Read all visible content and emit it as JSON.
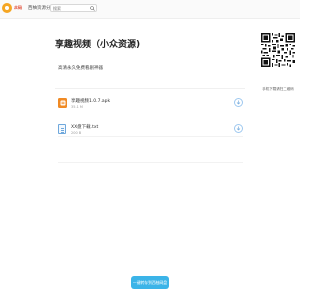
{
  "header": {
    "logo_badge": "众码",
    "site_name": "西柚资源分享",
    "search": {
      "placeholder": "搜索",
      "value": ""
    }
  },
  "page": {
    "title": "享趣视频（小众资源)",
    "description": "高清永久免费看剧神器"
  },
  "files": [
    {
      "name": "享趣视频1.0.7.apk",
      "size": "35.1 M",
      "type": "apk"
    },
    {
      "name": "XX盘下载.txt",
      "size": "200 B",
      "type": "txt"
    }
  ],
  "sidebar": {
    "qr_caption": "手机下载请扫二维码"
  },
  "footer": {
    "app_button_label": "一键转存到西柚网盘"
  },
  "colors": {
    "accent": "#3bb4e8",
    "brand": "#f5a623",
    "apk_icon": "#f08a24"
  }
}
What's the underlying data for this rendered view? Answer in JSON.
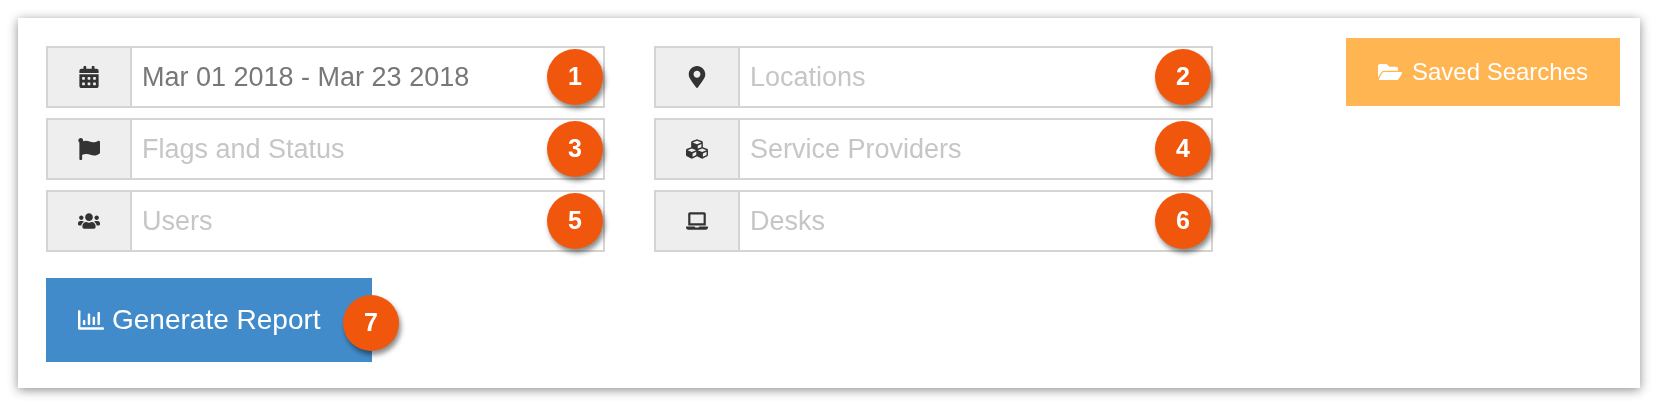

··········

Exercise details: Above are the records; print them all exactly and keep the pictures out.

Written reply:
Read all visible content and emit it as JSON.
{
  "header": {
    "logo_badge": "众码",
    "site_name": "西柚资源分享",
    "search": {
      "placeholder": "搜索",
      "value": ""
    }
  },
  "page": {
    "title": "享趣视频（小众资源)",
    "description": "高清永久免费看剧神器"
  },
  "files": [
    {
      "name": "享趣视频1.0.7.apk",
      "size": "35.1 M",
      "type": "apk"
    },
    {
      "name": "XX盘下载.txt",
      "size": "200 B",
      "type": "txt"
    }
  ],
  "sidebar": {
    "qr_caption": "手机下载请扫二维码"
  },
  "footer": {
    "app_button_label": "一键转存到西柚网盘"
  },
  "colors": {
    "accent": "#3bb4e8",
    "brand": "#f5a623",
    "apk_icon": "#f08a24"
  }
}
What's the underlying data for this rendered view? Answer in JSON.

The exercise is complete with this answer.